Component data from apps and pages
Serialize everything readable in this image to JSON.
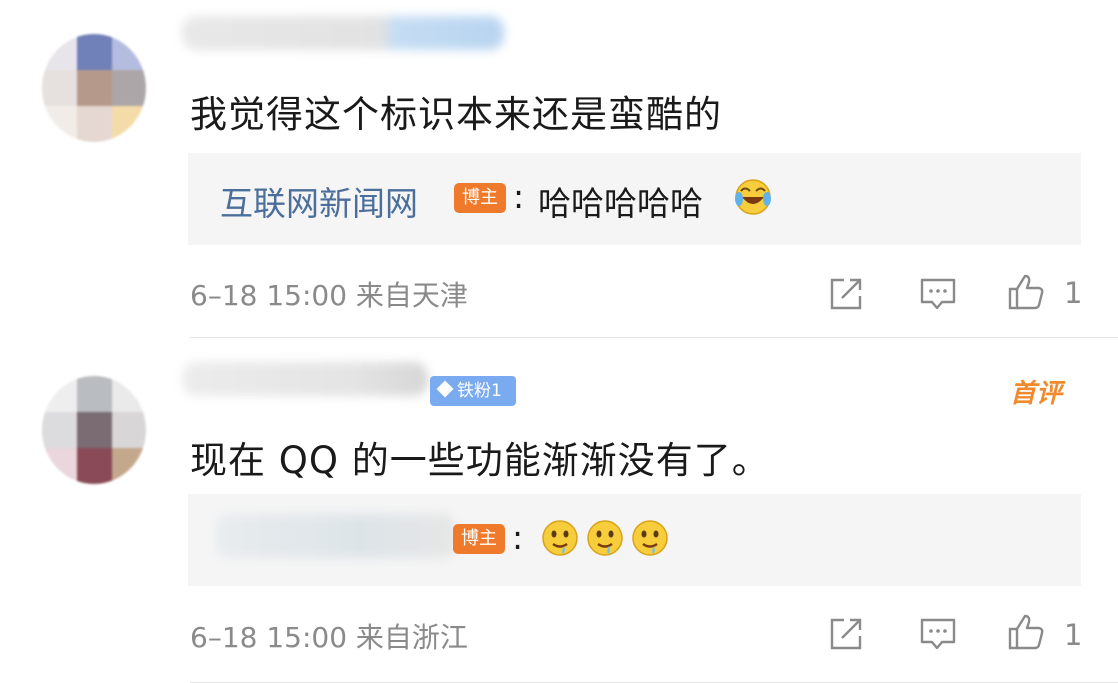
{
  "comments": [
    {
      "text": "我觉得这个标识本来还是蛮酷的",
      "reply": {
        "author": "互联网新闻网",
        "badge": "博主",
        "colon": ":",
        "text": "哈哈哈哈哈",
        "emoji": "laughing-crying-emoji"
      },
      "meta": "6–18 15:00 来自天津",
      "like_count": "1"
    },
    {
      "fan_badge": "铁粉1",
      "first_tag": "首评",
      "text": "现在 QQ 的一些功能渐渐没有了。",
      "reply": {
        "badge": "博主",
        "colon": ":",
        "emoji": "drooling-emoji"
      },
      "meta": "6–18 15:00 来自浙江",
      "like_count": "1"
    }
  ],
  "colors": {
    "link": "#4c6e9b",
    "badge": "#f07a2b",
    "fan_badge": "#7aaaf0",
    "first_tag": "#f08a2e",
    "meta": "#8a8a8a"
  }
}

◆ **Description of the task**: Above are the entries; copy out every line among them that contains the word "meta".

◆ **Written reply**:
      "meta": "6–18 15:00 来自天津",
      "meta": "6–18 15:00 来自浙江",
    "meta": "#8a8a8a"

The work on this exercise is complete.